Nicci Brown: Any other words that you can share with us that might give us a bit more reassurance with regard to cybersecurity in the situation that we're in now?
Charles Carmakal: Look, the most important thing is for folks that are listening to this to try to do your part to better protect yourself. There is a downstream and an upstream impact that you protecting yourself has on companies and organizations that you may be affiliated with. And so when you think about the three things that I mentioned, use a different password on every website, use multifactor, multi-step authentication and then patch your systems, that'll actually get you pretty far. It's those first two things that really impact a lot of people. By doing that, you'll help yourself and you'll help a lot of organizations. But there is definitely risks of foreign governments hacking into organizations in the Western world.

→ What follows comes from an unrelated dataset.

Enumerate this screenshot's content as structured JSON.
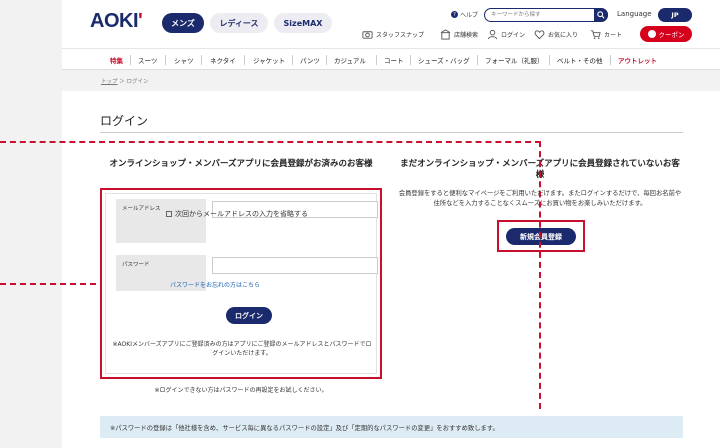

The Western world heavily leverages this internet infrastructure and connectivity and so that increases the exposure to ourselves. But there is a decent amount of resiliency in place and there also is a certain amount of fear in causing an attack against the Western world that might lead to a kinetic consequence. Nobody wants to start World War III. And so people are very mindful of what kind of attacks may result in an escalation, which may inevitably result in a physical retaliation?
Nicci Brown: Charles, thank you so much for joining us today. It is very good to know that there are people like you who are out there and guarding our best interests.
Charles Carmakal: Absolutely. Thanks for your time.
Nicci Brown: Listeners, thank you for joining us for another episode From Florida. Our executive producer is Brooke Adams and our technical producer is James Sullivan. I'm your host, Nicci Brown. I hope you'll tune in next week.